I have had vivid and varied dreams during the past week. Learning to live with the reality and limitations of Multiple Chemical Sensitivities is at best complex; learning at this stage in life is a vaudeville review running non-stop. Sleep is one of the gifts that can restore us from the doing of the day, and for me dreams have offered alternative universes, and sometimes activity that provides answers to many questions from my chaotic days. The week past has been difficult for us, the physical symptoms of living through exposures is unpredictable, and when they are predictable it makes it no less difficult. Even with the years of being part of the 12-step programs of Al-Anon where I heard for the first time that I AM POWERLESS OVER Alcohol, alcoholics and just about everyone and everything, I do not go easily into surrender. One of the odd yet unrelenting benefits of MCS is its inseparable connection with the act of surrendering. A fine line dots the border between surrender and giving-up. In 'the rooms' we hear that surrendering is the first step in letting go to let the god of ones' understanding take over. For me, I did not see the difference between turning life over to this higher power, and simply chocking it ALL in. "Beam me up and out of here ... enough already!" Is that a declaration of surrender or giving-up?
I consider the events of recouping and recovering from the effects of over-exposure to the environment on a system like mine and recognize several opportunities for a 'better next time.' I get that asking for help from the god of my understanding sooner rather than later saves me a lot of strain. Asking sooner does not spare me from grief. With more life, I see that grief is a normal and necessary process and living with recurring illness includes grieving in small and large ways. Last night's dream is worthy of my recounting: I was in a thrift store and I was having a lot of fun. Thrifting was one of my favorite pass-times in a life not too long past. In my day-light life I no longer have the luxury of being in stinky thrifty shops. The dreamtime allows all. I tried on carts filled with dresses, swimsuits, coats trying on garmets that defied season and reason. At least once during my night at the thriftshop it occurred to me that none of those thing were really BEAUTIFUL AND ESSENTIAL. No matter, the enjoyment was what filled me. Smells were of no account. The thrifting went on for what seems like hours. And then, the tide came in. From where did the tide or floods come? It was my dream, my flood. I scrambled to find my purse, my wallet, money, my identity.
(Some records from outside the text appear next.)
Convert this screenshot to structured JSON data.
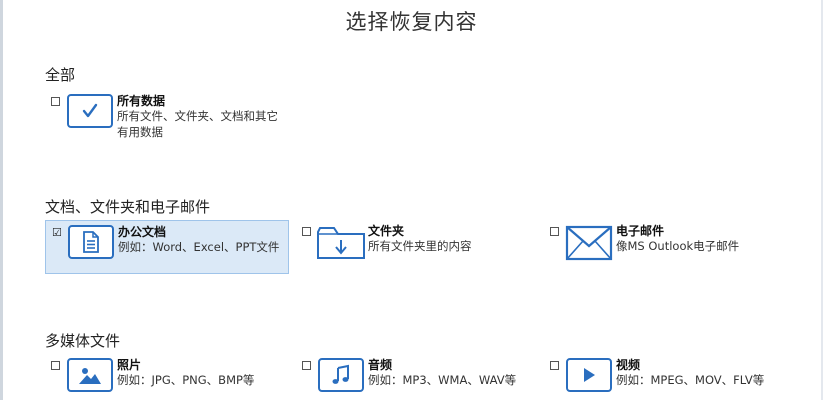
{
  "window": {
    "title": "选择恢复内容"
  },
  "sections": [
    {
      "title": "全部",
      "items": [
        {
          "label": "所有数据",
          "desc": "所有文件、文件夹、文档和其它有用数据",
          "icon": "checkmark-icon",
          "checked": false
        }
      ]
    },
    {
      "title": "文档、文件夹和电子邮件",
      "items": [
        {
          "label": "办公文档",
          "desc": "例如：Word、Excel、PPT文件",
          "icon": "document-icon",
          "checked": true
        },
        {
          "label": "文件夹",
          "desc": "所有文件夹里的内容",
          "icon": "folder-icon",
          "checked": false
        },
        {
          "label": "电子邮件",
          "desc": "像MS Outlook电子邮件",
          "icon": "mail-icon",
          "checked": false
        }
      ]
    },
    {
      "title": "多媒体文件",
      "items": [
        {
          "label": "照片",
          "desc": "例如：JPG、PNG、BMP等",
          "icon": "photo-icon",
          "checked": false
        },
        {
          "label": "音频",
          "desc": "例如：MP3、WMA、WAV等",
          "icon": "music-note-icon",
          "checked": false
        },
        {
          "label": "视频",
          "desc": "例如：MPEG、MOV、FLV等",
          "icon": "play-icon",
          "checked": false
        }
      ]
    }
  ],
  "checkbox_mark": "☑",
  "colors": {
    "accent": "#2a6ebf",
    "selected_bg": "#dbe9f7",
    "selected_border": "#9fc4ea"
  }
}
My passport. All gone. I moved on, and must have decided to keep shopping because in with the tide came fist-fulls of money. "Ah, this will cover it." The floods kept coming, and yet it never rose high enough to cover me. Just before I woke Pete showed up. I told him of my losses. He told me I'd been in there for fifteen hours, and it was okay ... we left, I woke up.
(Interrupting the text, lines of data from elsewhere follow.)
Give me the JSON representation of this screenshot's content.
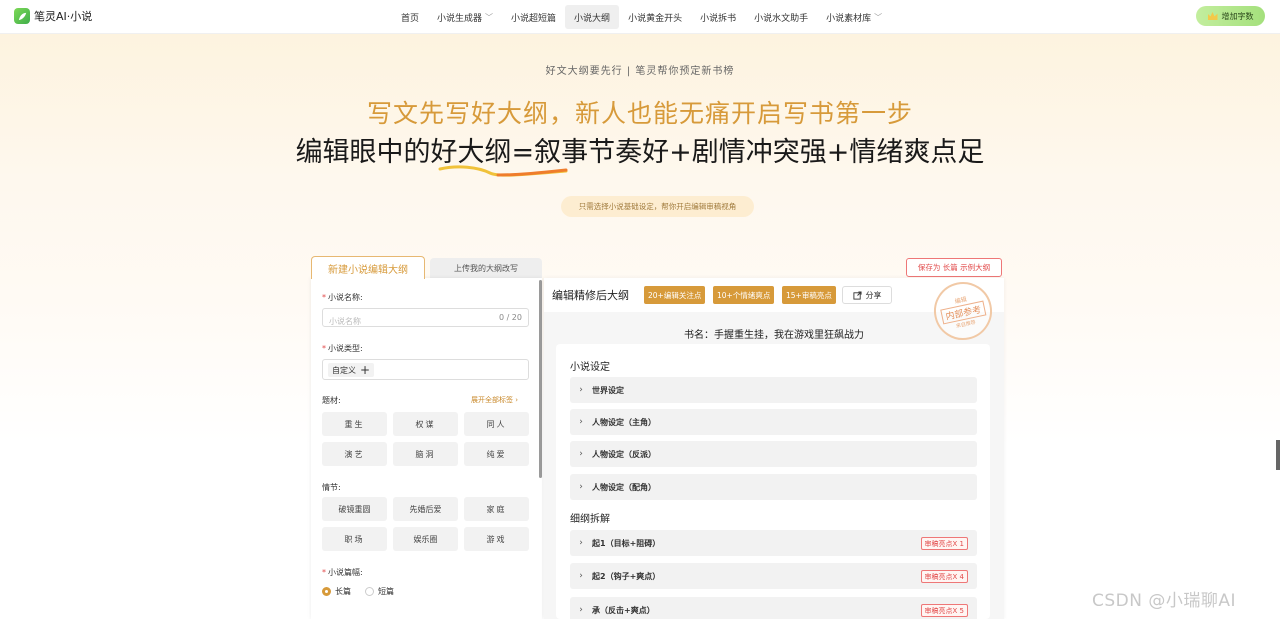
{
  "brand": {
    "name": "笔灵AI·小说"
  },
  "nav": {
    "items": [
      {
        "label": "首页",
        "chevron": false,
        "active": false
      },
      {
        "label": "小说生成器",
        "chevron": true,
        "active": false
      },
      {
        "label": "小说超短篇",
        "chevron": false,
        "active": false
      },
      {
        "label": "小说大纲",
        "chevron": false,
        "active": true
      },
      {
        "label": "小说黄金开头",
        "chevron": false,
        "active": false
      },
      {
        "label": "小说拆书",
        "chevron": false,
        "active": false
      },
      {
        "label": "小说水文助手",
        "chevron": false,
        "active": false
      },
      {
        "label": "小说素材库",
        "chevron": true,
        "active": false
      }
    ],
    "add_words": "增加字数"
  },
  "hero": {
    "tagline": "好文大纲要先行 | 笔灵帮你预定新书榜",
    "headline1": "写文先写好大纲，新人也能无痛开启写书第一步",
    "headline2": "编辑眼中的好大纲=叙事节奏好+剧情冲突强+情绪爽点足",
    "note": "只需选择小说基础设定，帮你开启编辑审稿视角"
  },
  "left": {
    "tab_new": "新建小说编辑大纲",
    "tab_upload": "上传我的大纲改写",
    "name_label": "小说名称:",
    "name_placeholder": "小说名称",
    "name_counter": "0 / 20",
    "type_label": "小说类型:",
    "type_chip": "自定义",
    "theme_label": "题材:",
    "expand_all": "展开全部标签",
    "themes": [
      "重生",
      "权谋",
      "同人",
      "演艺",
      "脑洞",
      "纯爱"
    ],
    "plot_label": "情节:",
    "plots": [
      "破镜重圆",
      "先婚后爱",
      "家庭",
      "职场",
      "娱乐圈",
      "游戏"
    ],
    "length_label": "小说篇幅:",
    "length_options": [
      {
        "label": "长篇",
        "checked": true
      },
      {
        "label": "短篇",
        "checked": false
      }
    ]
  },
  "right": {
    "save_sample": "保存为 长篇 示例大纲",
    "title": "编辑精修后大纲",
    "badges": [
      "20+编辑关注点",
      "10+个情绪爽点",
      "15+审稿亮点"
    ],
    "share": "分享",
    "stamp": {
      "top": "编辑",
      "mid": "内部参考",
      "bottom": "来自推荐"
    },
    "book_name": "书名：手握重生挂，我在游戏里狂飙战力",
    "section1": "小说设定",
    "settings": [
      "世界设定",
      "人物设定（主角）",
      "人物设定（反派）",
      "人物设定（配角）"
    ],
    "section2": "细纲拆解",
    "outline": [
      {
        "label": "起1（目标+阻碍）",
        "tag": "审稿亮点X 1"
      },
      {
        "label": "起2（钩子+爽点）",
        "tag": "审稿亮点X 4"
      },
      {
        "label": "承（反击+爽点）",
        "tag": "审稿亮点X 5"
      }
    ]
  },
  "watermark": "CSDN @小瑞聊AI",
  "colors": {
    "accent": "#d79a3a",
    "brand_green": "#3fae4a",
    "danger": "#e24b4b"
  }
}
"Wow! I had to relieve my self of the night. Shook myself with a sense of relief and acknowledgment of yet another view of loss and release. I didn't need any of the stuff, and yet I loved the frivolousness of a girlie thing to do. In the dark early hours of morning I felt the answer to my prayers to have the life I have known before. One of the answers, at least for now is, okay, dream it and let it go. Tide in, tide out.